2nd Favorite Kafelnikov Sails Into 3rd Round




NEW YORK -- Yevgeny Kafelnikov, suddenly elevated to second favorite to win the U.S. Open, played up to his heightened expectations Wednesday night.


Facing 22-year-old Belarussian Max Mirny and a hostile night crowd looking for an upset, Kafelnikov produced an impressive 7-5, 6-1, 6-7, 6-3 victory to cruise into the third round.


The third seed, named behind Pete Sampras, Andre Agassi and two-time defending champion Patrick Rafter on most lists of pre-tournament favorites, awoke Wednesday to find himself as No. 2 after Sampras and Rafter were lost to injuries.


"It's always a little bit of a relief when the favorite's gone out of the tournament for whatever reason," said the Russian, who will battle Agassi for Sampras' No. 1 ranking as well as a place in the final if form holds the rest of the way.


Under the lights at Arthur Ashe Stadium, Kafelnikov unleashed some of the best ground strokes in the business to counter the rocket serve of the towering Mirny, who got into the draw as a lucky loser and played like he had nothing to lose.

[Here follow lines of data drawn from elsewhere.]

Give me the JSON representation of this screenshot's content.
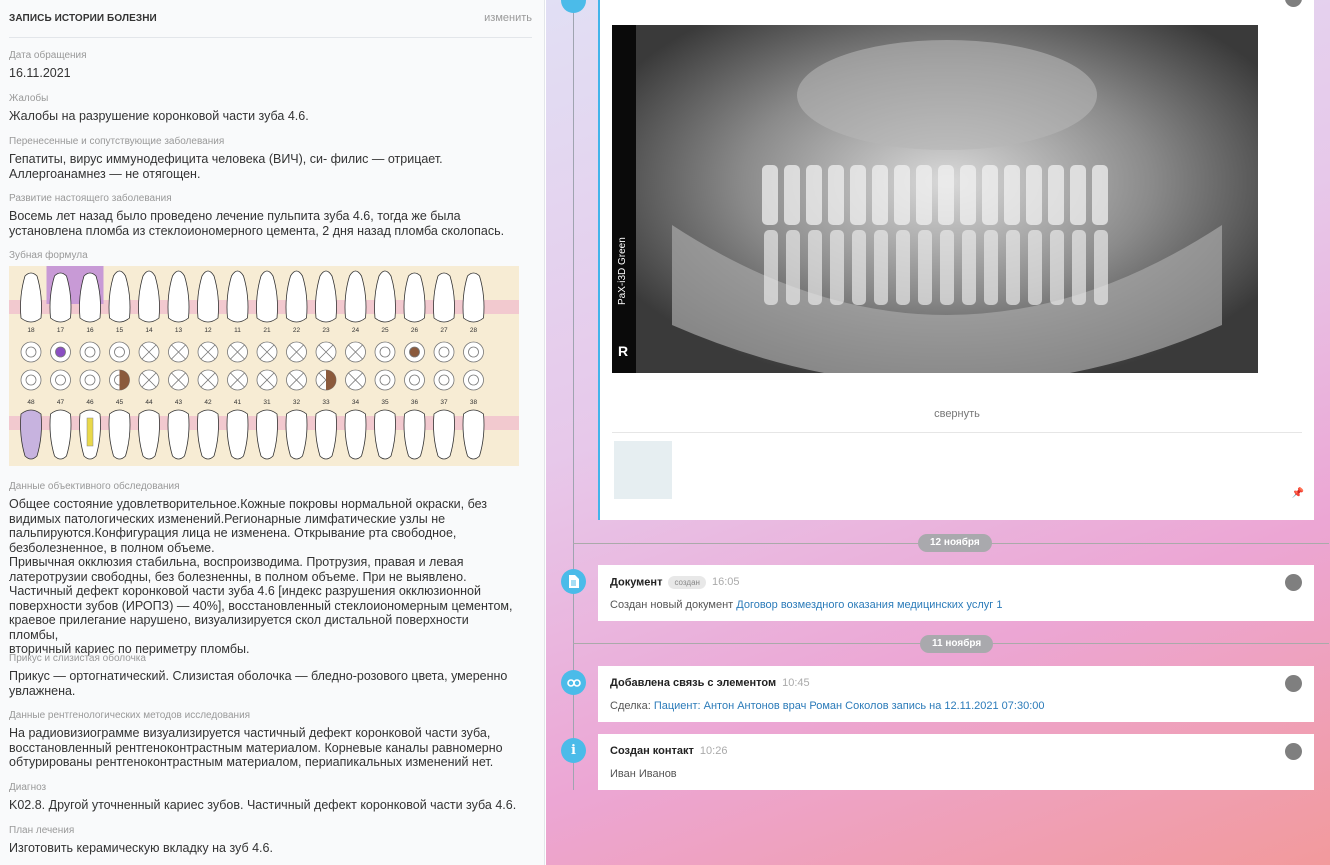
{
  "record": {
    "title": "ЗАПИСЬ ИСТОРИИ БОЛЕЗНИ",
    "edit_label": "изменить",
    "fields": [
      {
        "label": "Дата обращения",
        "value": "16.11.2021"
      },
      {
        "label": "Жалобы",
        "value": "Жалобы на разрушение коронковой части зуба 4.6."
      },
      {
        "label": "Перенесенные и сопутствующие заболевания",
        "value": "Гепатиты, вирус иммунодефицита человека (ВИЧ), си- филис — отрицает.\nАллергоанамнез — не отягощен."
      },
      {
        "label": "Развитие настоящего заболевания",
        "value": "Восемь лет назад было проведено лечение пульпита зуба 4.6, тогда же была\nустановлена пломба из стеклоиономерного цемента, 2 дня назад пломба сколопась."
      },
      {
        "label": "Зубная формула",
        "value": ""
      },
      {
        "label": "Данные объективного обследования",
        "value": "Общее состояние удовлетворительное.Кожные покровы нормальной окраски, без\nвидимых патологических изменений.Регионарные лимфатические узлы не\nпальпируются.Конфигурация лица не изменена. Открывание рта свободное,\nбезболезненное, в полном объеме.\nПривычная окклюзия стабильна, воспроизводима. Протрузия, правая и левая\nлатеротрузии свободны, без болезненны, в полном объеме. При не выявлено.\nЧастичный дефект коронковой части зуба 4.6 [индекс разрушения окклюзионной\nповерхности зубов (ИРОПЗ) — 40%], восстановленный стеклоиономерным цементом,\nкраевое прилегание нарушено, визуализируется скол дистальной поверхности пломбы,\nвторичный кариес по периметру пломбы."
      },
      {
        "label": "Прикус и слизистая оболочка",
        "value": "Прикус — ортогнатический. Слизистая оболочка — бледно-розового цвета, умеренно\nувлажнена."
      },
      {
        "label": "Данные рентгенологических методов исследования",
        "value": "На радиовизиограмме визуализируется частичный дефект коронковой части зуба,\nвосстановленный рентгеноконтрастным материалом. Корневые каналы равномерно\nобтурированы рентгеноконтрастным материалом, периапикальных изменений нет."
      },
      {
        "label": "Диагноз",
        "value": "K02.8. Другой уточненный кариес зубов. Частичный дефект коронковой части зуба 4.6."
      },
      {
        "label": "План лечения",
        "value": "Изготовить керамическую вкладку на зуб 4.6."
      }
    ],
    "teeth_upper": [
      "18",
      "17",
      "16",
      "15",
      "14",
      "13",
      "12",
      "11",
      "21",
      "22",
      "23",
      "24",
      "25",
      "26",
      "27",
      "28"
    ],
    "teeth_lower": [
      "48",
      "47",
      "46",
      "45",
      "44",
      "43",
      "42",
      "41",
      "31",
      "32",
      "33",
      "34",
      "35",
      "36",
      "37",
      "38"
    ]
  },
  "feed": {
    "xray_brand": "PaX-i3D Green",
    "xray_marker": "R",
    "collapse_label": "свернуть",
    "dates": [
      "12 ноября",
      "11 ноября"
    ],
    "events": [
      {
        "title": "Документ",
        "badge": "создан",
        "time": "16:05",
        "text": "Создан новый документ ",
        "link": "Договор возмездного оказания медицинских услуг 1",
        "icon": "document-icon"
      },
      {
        "title": "Добавлена связь с элементом",
        "time": "10:45",
        "text": "Сделка: ",
        "link": "Пациент: Антон Антонов врач Роман Соколов запись на 12.11.2021 07:30:00",
        "icon": "link-icon"
      },
      {
        "title": "Создан контакт",
        "time": "10:26",
        "text": "Иван Иванов",
        "icon": "info-icon"
      }
    ]
  },
  "colors": {
    "accent": "#42b4ea",
    "link": "#2b7bb9",
    "highlight_tooth": "#c89ad6",
    "caries": "#8b5a3c",
    "filling": "#e9d84a"
  }
}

Mirny, who won last year's Wimbledon and U.S. Open mixed doubles titles with Serena Williams, came back from two sets down to win his first round match. But Kafelnikov is no Thomas Zib.


Still, Mirny put up quite a fight, much to the delight of those who stuck around, chanting "C'mon Max" at every opportunity. "The way the first two sets were going, I though it was going to be an easy day at the office," Kafelnikov admitted.


Kafelnikov faced just three break points in the two hour and 20 minute clash and saved them all. The only way Mirny was able to steal a set was by coming up with some big shots in the tie-break.


"He seemed to pick up his game towards the end of the third set and the crowd got behind him. He played some incredible shots," the Russian said.


The 1.92 meter Belarussian bombed in 17 aces, many in excess of 193 kilometers per hour. But he was never able to break through on the third seed's serve.


"The good thing was that I kept fighting," said the satisfied Russian, who will face Jonas Bjorkman in the third round after the Swede ousted Kenneth Carlsen of Denmark 5-7, 6-2, 6-3, 6-3 in an evening clash in the old stadium.


The player who received immediate dividends from Sampras' withdrawal, big-hitting Russian teenager Marat Safin, nearly threw away his gift.


Kafelnikov's Davis Cup teammate was supposed to play world No. 1 Sampras in the first round but instead was handed lucky loser Mikael Tillstrom of Sweden, ranked 129 places below the 12-time Grand Slam champion.


Still the 31st-ranked Safin had to rebound from a disastrous fourth set to pull out a 6-2, 5-7, 6-4, 2-6, 6-4 victory.


In that fourth set, the 19-year-old Russian put only an unthinkable 18 percent of his first serves in play.


"Disaster, I know," he said of the lapse.


"It's difficult to explain. I think it was a problem with concentration. ... It's not a problem with technique or throwing the ball, it's just from here," he said pointing to his head.